AB - The on-going debate about the health burden of the 2009 influenza pandemic and discussions about the usefulness of vaccine recommendations has been hampered by an absence of directly comparable measures of mortality impact. Here we set out to generate an "apples-to-apples" metric to compare pandemic and epidemic mortality. We estimated the mortality burden of the pandemic in the US using a methodology similar to that used to generate excess mortality burden for inter-pandemic influenza seasons. We also took into account the particularly young age distribution of deaths in the 2009 H1N1 pandemic, using the metric "Years of Life Lost" instead of numbers of deaths. Estimates are based on the timely pneumonia and influenza mortality surveillance data from 122 US cities, and the age distribution of laboratory-confirmed pandemic deaths, which has a mean of 37 years. We estimated that between 7,500 and 44,100 deaths are attributable to the A/H1N1 pandemic virus in the US during May-December 2009, and that between 334,000 and 1,973,000 years of life were lost. The range of years of life lost estimates includes in its lower part the impact of a typical influenza epidemic dominated by the more virulent A/H3N2 subtype, and the impact of the 1968 pandemic in its upper bound. We conclude that the 2009 A/H1N1 pandemic virus had a substantial health burden in the US over the first few months of circulation in terms of years of life lost, justifying the efforts to protect the population with vaccination programs. Analysis of historic records from three other pandemics over the last century suggests that the emerging pandemic virus will continue to circulate and cause excess mortality in unusually young populations for the next few years. Continuing surveillance for indicators of increased mortality is of key importance, as pandemics do not always cause the majority of associated deaths in the first season of circulation.

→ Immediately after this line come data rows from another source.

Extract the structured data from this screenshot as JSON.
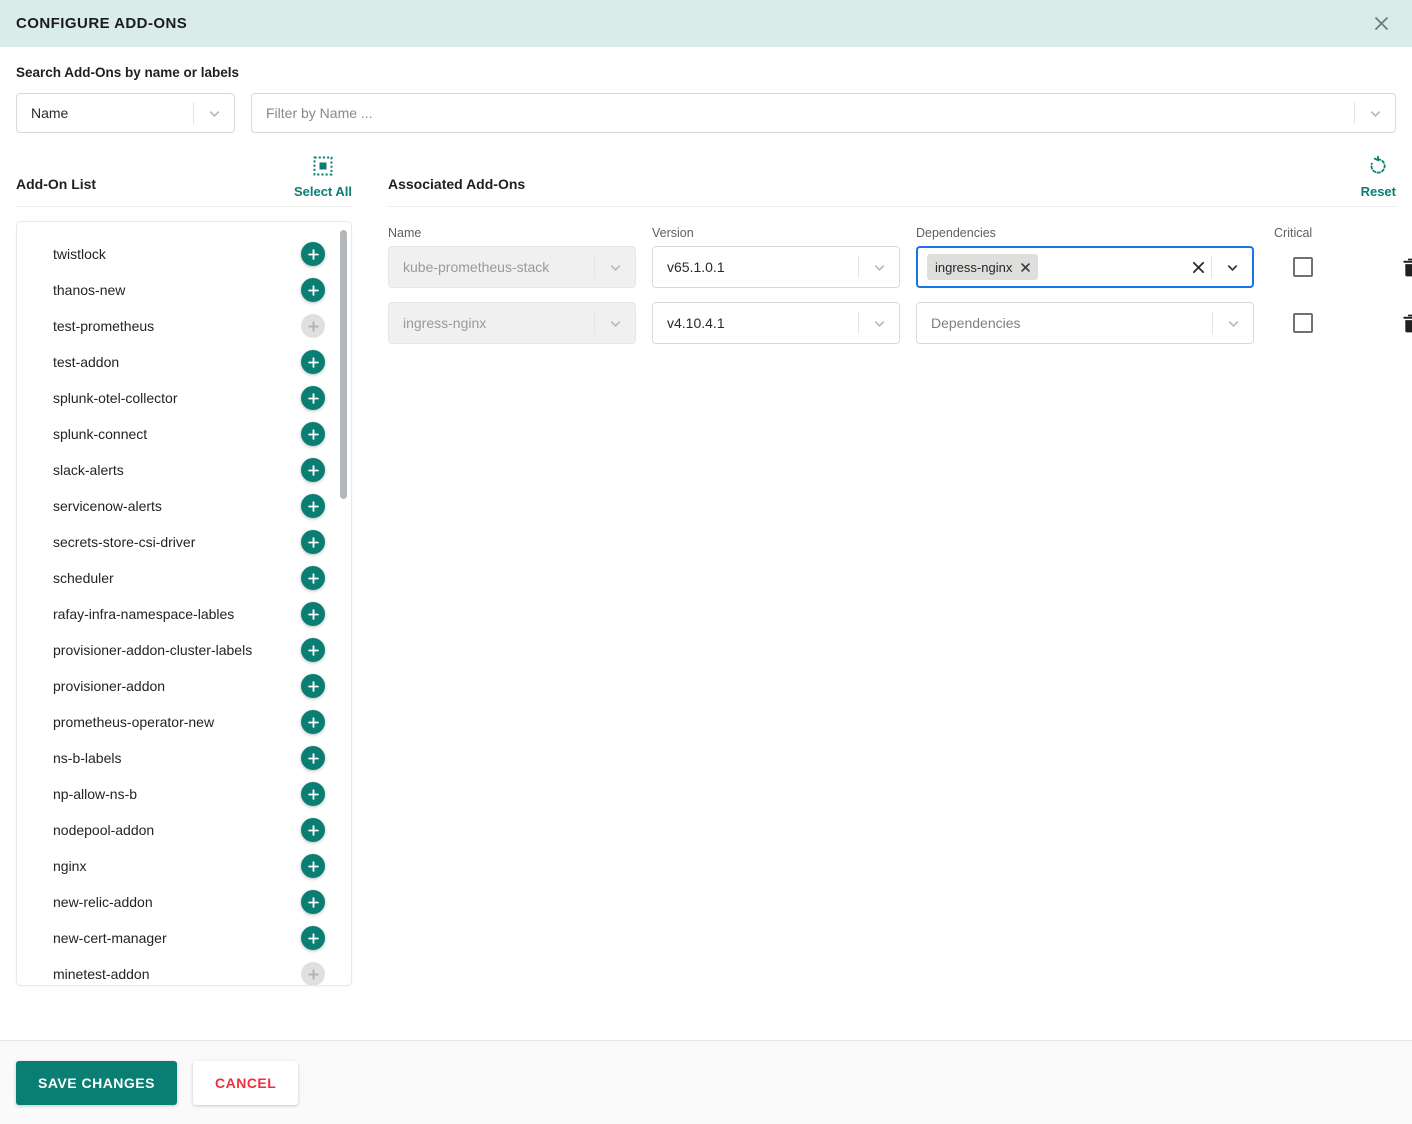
{
  "dialog": {
    "title": "CONFIGURE ADD-ONS",
    "close_icon": "close-icon"
  },
  "search": {
    "label": "Search Add-Ons by name or labels",
    "type_select_value": "Name",
    "filter_placeholder": "Filter by Name ..."
  },
  "addon_list": {
    "title": "Add-On List",
    "select_all_label": "Select All",
    "select_all_icon": "select-all-icon",
    "items": [
      {
        "name": "twistlock",
        "disabled": false
      },
      {
        "name": "thanos-new",
        "disabled": false
      },
      {
        "name": "test-prometheus",
        "disabled": true
      },
      {
        "name": "test-addon",
        "disabled": false
      },
      {
        "name": "splunk-otel-collector",
        "disabled": false
      },
      {
        "name": "splunk-connect",
        "disabled": false
      },
      {
        "name": "slack-alerts",
        "disabled": false
      },
      {
        "name": "servicenow-alerts",
        "disabled": false
      },
      {
        "name": "secrets-store-csi-driver",
        "disabled": false
      },
      {
        "name": "scheduler",
        "disabled": false
      },
      {
        "name": "rafay-infra-namespace-lables",
        "disabled": false
      },
      {
        "name": "provisioner-addon-cluster-labels",
        "disabled": false
      },
      {
        "name": "provisioner-addon",
        "disabled": false
      },
      {
        "name": "prometheus-operator-new",
        "disabled": false
      },
      {
        "name": "ns-b-labels",
        "disabled": false
      },
      {
        "name": "np-allow-ns-b",
        "disabled": false
      },
      {
        "name": "nodepool-addon",
        "disabled": false
      },
      {
        "name": "nginx",
        "disabled": false
      },
      {
        "name": "new-relic-addon",
        "disabled": false
      },
      {
        "name": "new-cert-manager",
        "disabled": false
      },
      {
        "name": "minetest-addon",
        "disabled": true
      }
    ]
  },
  "associated": {
    "title": "Associated Add-Ons",
    "reset_label": "Reset",
    "reset_icon": "reset-icon",
    "columns": {
      "name": "Name",
      "version": "Version",
      "dependencies": "Dependencies",
      "critical": "Critical"
    },
    "dependencies_placeholder": "Dependencies",
    "rows": [
      {
        "name": "kube-prometheus-stack",
        "version": "v65.1.0.1",
        "dependency_chips": [
          "ingress-nginx"
        ],
        "dependencies_focused": true,
        "critical_checked": false,
        "delete_icon": "trash-icon"
      },
      {
        "name": "ingress-nginx",
        "version": "v4.10.4.1",
        "dependency_chips": [],
        "dependencies_focused": false,
        "critical_checked": false,
        "delete_icon": "trash-icon"
      }
    ]
  },
  "footer": {
    "save_label": "SAVE CHANGES",
    "cancel_label": "CANCEL"
  },
  "colors": {
    "header_bg": "#d9ecea",
    "accent": "#0a7e73",
    "danger": "#f0303a",
    "focus_border": "#1a73e8"
  }
}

M3 - Journal article

VL - 2

JO - PLoS Currents

JF - PLoS Currents

ER -